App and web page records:
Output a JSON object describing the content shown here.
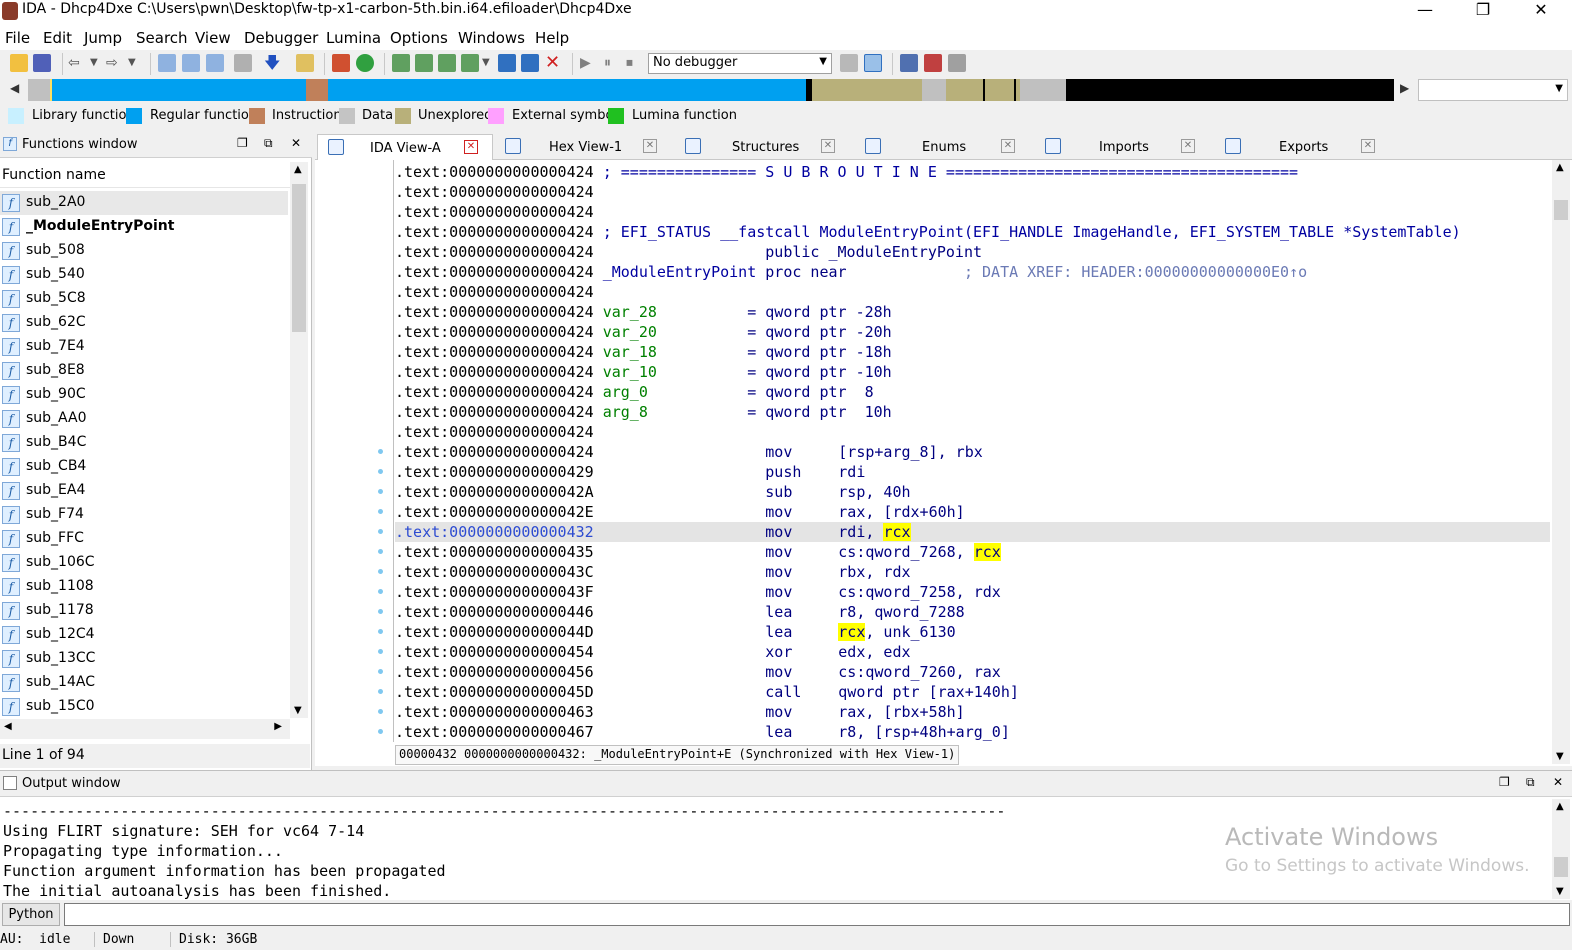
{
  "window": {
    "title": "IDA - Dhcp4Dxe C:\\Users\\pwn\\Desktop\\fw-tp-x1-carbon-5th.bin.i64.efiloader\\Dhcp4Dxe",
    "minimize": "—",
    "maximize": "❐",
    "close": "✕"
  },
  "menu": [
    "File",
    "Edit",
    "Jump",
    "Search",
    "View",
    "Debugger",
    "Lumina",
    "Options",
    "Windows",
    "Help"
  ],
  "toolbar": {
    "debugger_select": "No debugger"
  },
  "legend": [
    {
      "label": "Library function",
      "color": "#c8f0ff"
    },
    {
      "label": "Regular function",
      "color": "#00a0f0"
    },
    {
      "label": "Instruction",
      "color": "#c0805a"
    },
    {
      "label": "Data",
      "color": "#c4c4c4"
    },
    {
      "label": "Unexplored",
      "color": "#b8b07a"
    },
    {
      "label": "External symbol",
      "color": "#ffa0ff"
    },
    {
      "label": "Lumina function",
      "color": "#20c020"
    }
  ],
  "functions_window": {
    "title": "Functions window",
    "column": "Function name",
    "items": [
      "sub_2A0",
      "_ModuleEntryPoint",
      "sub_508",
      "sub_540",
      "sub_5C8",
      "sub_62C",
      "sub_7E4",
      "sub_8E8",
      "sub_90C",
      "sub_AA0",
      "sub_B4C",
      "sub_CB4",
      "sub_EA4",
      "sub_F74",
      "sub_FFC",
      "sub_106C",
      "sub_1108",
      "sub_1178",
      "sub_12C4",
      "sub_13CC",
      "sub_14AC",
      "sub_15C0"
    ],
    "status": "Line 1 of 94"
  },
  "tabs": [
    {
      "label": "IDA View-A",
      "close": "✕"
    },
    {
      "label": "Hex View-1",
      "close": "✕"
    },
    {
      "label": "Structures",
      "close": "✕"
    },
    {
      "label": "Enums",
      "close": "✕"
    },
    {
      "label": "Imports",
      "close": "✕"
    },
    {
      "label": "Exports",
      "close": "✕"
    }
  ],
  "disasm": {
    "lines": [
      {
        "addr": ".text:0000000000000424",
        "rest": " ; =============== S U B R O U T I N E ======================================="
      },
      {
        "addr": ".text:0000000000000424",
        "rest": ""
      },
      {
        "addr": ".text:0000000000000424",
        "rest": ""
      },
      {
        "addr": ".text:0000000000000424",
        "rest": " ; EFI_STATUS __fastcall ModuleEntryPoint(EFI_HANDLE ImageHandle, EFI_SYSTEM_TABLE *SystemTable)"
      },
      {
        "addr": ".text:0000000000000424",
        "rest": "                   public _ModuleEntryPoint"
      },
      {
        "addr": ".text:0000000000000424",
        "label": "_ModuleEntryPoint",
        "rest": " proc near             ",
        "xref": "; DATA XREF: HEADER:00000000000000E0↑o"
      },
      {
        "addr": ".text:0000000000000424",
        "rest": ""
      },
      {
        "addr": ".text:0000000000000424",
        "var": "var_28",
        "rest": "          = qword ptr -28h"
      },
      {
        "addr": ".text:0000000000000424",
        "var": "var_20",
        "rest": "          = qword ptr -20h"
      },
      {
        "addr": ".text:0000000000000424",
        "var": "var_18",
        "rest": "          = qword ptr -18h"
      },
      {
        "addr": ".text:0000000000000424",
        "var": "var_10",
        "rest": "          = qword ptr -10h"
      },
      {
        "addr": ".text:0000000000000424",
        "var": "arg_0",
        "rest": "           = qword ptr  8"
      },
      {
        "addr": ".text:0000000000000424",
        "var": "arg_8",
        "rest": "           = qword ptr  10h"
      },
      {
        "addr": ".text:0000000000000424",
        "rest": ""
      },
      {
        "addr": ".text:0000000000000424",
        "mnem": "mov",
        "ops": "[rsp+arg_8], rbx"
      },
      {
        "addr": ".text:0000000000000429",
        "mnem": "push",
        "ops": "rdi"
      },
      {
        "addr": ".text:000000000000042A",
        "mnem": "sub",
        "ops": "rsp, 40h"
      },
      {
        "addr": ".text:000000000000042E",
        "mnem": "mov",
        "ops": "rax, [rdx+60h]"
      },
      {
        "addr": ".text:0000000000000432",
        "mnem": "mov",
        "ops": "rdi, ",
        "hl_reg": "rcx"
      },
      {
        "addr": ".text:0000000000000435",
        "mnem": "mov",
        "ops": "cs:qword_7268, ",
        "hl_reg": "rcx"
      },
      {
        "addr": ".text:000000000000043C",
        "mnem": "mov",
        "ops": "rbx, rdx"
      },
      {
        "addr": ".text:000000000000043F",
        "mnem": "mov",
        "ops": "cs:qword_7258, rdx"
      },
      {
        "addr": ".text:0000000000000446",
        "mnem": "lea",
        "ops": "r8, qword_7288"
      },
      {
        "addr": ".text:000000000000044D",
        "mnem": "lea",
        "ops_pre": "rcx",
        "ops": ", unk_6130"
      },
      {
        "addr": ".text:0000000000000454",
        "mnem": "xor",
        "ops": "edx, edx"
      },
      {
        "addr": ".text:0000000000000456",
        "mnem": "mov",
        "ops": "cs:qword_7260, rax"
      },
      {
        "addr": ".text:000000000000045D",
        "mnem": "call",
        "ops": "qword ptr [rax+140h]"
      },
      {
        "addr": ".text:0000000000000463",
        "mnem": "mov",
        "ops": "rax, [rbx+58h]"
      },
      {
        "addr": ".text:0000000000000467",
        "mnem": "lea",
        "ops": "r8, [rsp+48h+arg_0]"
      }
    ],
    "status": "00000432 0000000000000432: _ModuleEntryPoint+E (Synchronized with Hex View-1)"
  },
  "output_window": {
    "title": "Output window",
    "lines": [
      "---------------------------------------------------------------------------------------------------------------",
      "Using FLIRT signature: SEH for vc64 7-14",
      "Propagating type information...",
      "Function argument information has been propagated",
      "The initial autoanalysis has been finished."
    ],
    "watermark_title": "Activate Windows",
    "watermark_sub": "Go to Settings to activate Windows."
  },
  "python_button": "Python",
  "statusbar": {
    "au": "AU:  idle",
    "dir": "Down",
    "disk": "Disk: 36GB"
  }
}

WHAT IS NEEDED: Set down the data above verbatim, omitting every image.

EXERCISE RESULT:
Output a JSON object describing the content shown here.
{
  "window": {
    "title": "IDA - Dhcp4Dxe C:\\Users\\pwn\\Desktop\\fw-tp-x1-carbon-5th.bin.i64.efiloader\\Dhcp4Dxe",
    "minimize": "—",
    "maximize": "❐",
    "close": "✕"
  },
  "menu": [
    "File",
    "Edit",
    "Jump",
    "Search",
    "View",
    "Debugger",
    "Lumina",
    "Options",
    "Windows",
    "Help"
  ],
  "toolbar": {
    "debugger_select": "No debugger"
  },
  "legend": [
    {
      "label": "Library function",
      "color": "#c8f0ff"
    },
    {
      "label": "Regular function",
      "color": "#00a0f0"
    },
    {
      "label": "Instruction",
      "color": "#c0805a"
    },
    {
      "label": "Data",
      "color": "#c4c4c4"
    },
    {
      "label": "Unexplored",
      "color": "#b8b07a"
    },
    {
      "label": "External symbol",
      "color": "#ffa0ff"
    },
    {
      "label": "Lumina function",
      "color": "#20c020"
    }
  ],
  "functions_window": {
    "title": "Functions window",
    "column": "Function name",
    "items": [
      "sub_2A0",
      "_ModuleEntryPoint",
      "sub_508",
      "sub_540",
      "sub_5C8",
      "sub_62C",
      "sub_7E4",
      "sub_8E8",
      "sub_90C",
      "sub_AA0",
      "sub_B4C",
      "sub_CB4",
      "sub_EA4",
      "sub_F74",
      "sub_FFC",
      "sub_106C",
      "sub_1108",
      "sub_1178",
      "sub_12C4",
      "sub_13CC",
      "sub_14AC",
      "sub_15C0"
    ],
    "status": "Line 1 of 94"
  },
  "tabs": [
    {
      "label": "IDA View-A",
      "close": "✕"
    },
    {
      "label": "Hex View-1",
      "close": "✕"
    },
    {
      "label": "Structures",
      "close": "✕"
    },
    {
      "label": "Enums",
      "close": "✕"
    },
    {
      "label": "Imports",
      "close": "✕"
    },
    {
      "label": "Exports",
      "close": "✕"
    }
  ],
  "disasm": {
    "lines": [
      {
        "addr": ".text:0000000000000424",
        "rest": " ; =============== S U B R O U T I N E ======================================="
      },
      {
        "addr": ".text:0000000000000424",
        "rest": ""
      },
      {
        "addr": ".text:0000000000000424",
        "rest": ""
      },
      {
        "addr": ".text:0000000000000424",
        "rest": " ; EFI_STATUS __fastcall ModuleEntryPoint(EFI_HANDLE ImageHandle, EFI_SYSTEM_TABLE *SystemTable)"
      },
      {
        "addr": ".text:0000000000000424",
        "rest": "                   public _ModuleEntryPoint"
      },
      {
        "addr": ".text:0000000000000424",
        "label": "_ModuleEntryPoint",
        "rest": " proc near             ",
        "xref": "; DATA XREF: HEADER:00000000000000E0↑o"
      },
      {
        "addr": ".text:0000000000000424",
        "rest": ""
      },
      {
        "addr": ".text:0000000000000424",
        "var": "var_28",
        "rest": "          = qword ptr -28h"
      },
      {
        "addr": ".text:0000000000000424",
        "var": "var_20",
        "rest": "          = qword ptr -20h"
      },
      {
        "addr": ".text:0000000000000424",
        "var": "var_18",
        "rest": "          = qword ptr -18h"
      },
      {
        "addr": ".text:0000000000000424",
        "var": "var_10",
        "rest": "          = qword ptr -10h"
      },
      {
        "addr": ".text:0000000000000424",
        "var": "arg_0",
        "rest": "           = qword ptr  8"
      },
      {
        "addr": ".text:0000000000000424",
        "var": "arg_8",
        "rest": "           = qword ptr  10h"
      },
      {
        "addr": ".text:0000000000000424",
        "rest": ""
      },
      {
        "addr": ".text:0000000000000424",
        "mnem": "mov",
        "ops": "[rsp+arg_8], rbx"
      },
      {
        "addr": ".text:0000000000000429",
        "mnem": "push",
        "ops": "rdi"
      },
      {
        "addr": ".text:000000000000042A",
        "mnem": "sub",
        "ops": "rsp, 40h"
      },
      {
        "addr": ".text:000000000000042E",
        "mnem": "mov",
        "ops": "rax, [rdx+60h]"
      },
      {
        "addr": ".text:0000000000000432",
        "mnem": "mov",
        "ops": "rdi, ",
        "hl_reg": "rcx"
      },
      {
        "addr": ".text:0000000000000435",
        "mnem": "mov",
        "ops": "cs:qword_7268, ",
        "hl_reg": "rcx"
      },
      {
        "addr": ".text:000000000000043C",
        "mnem": "mov",
        "ops": "rbx, rdx"
      },
      {
        "addr": ".text:000000000000043F",
        "mnem": "mov",
        "ops": "cs:qword_7258, rdx"
      },
      {
        "addr": ".text:0000000000000446",
        "mnem": "lea",
        "ops": "r8, qword_7288"
      },
      {
        "addr": ".text:000000000000044D",
        "mnem": "lea",
        "ops_pre": "rcx",
        "ops": ", unk_6130"
      },
      {
        "addr": ".text:0000000000000454",
        "mnem": "xor",
        "ops": "edx, edx"
      },
      {
        "addr": ".text:0000000000000456",
        "mnem": "mov",
        "ops": "cs:qword_7260, rax"
      },
      {
        "addr": ".text:000000000000045D",
        "mnem": "call",
        "ops": "qword ptr [rax+140h]"
      },
      {
        "addr": ".text:0000000000000463",
        "mnem": "mov",
        "ops": "rax, [rbx+58h]"
      },
      {
        "addr": ".text:0000000000000467",
        "mnem": "lea",
        "ops": "r8, [rsp+48h+arg_0]"
      }
    ],
    "status": "00000432 0000000000000432: _ModuleEntryPoint+E (Synchronized with Hex View-1)"
  },
  "output_window": {
    "title": "Output window",
    "lines": [
      "---------------------------------------------------------------------------------------------------------------",
      "Using FLIRT signature: SEH for vc64 7-14",
      "Propagating type information...",
      "Function argument information has been propagated",
      "The initial autoanalysis has been finished."
    ],
    "watermark_title": "Activate Windows",
    "watermark_sub": "Go to Settings to activate Windows."
  },
  "python_button": "Python",
  "statusbar": {
    "au": "AU:  idle",
    "dir": "Down",
    "disk": "Disk: 36GB"
  }
}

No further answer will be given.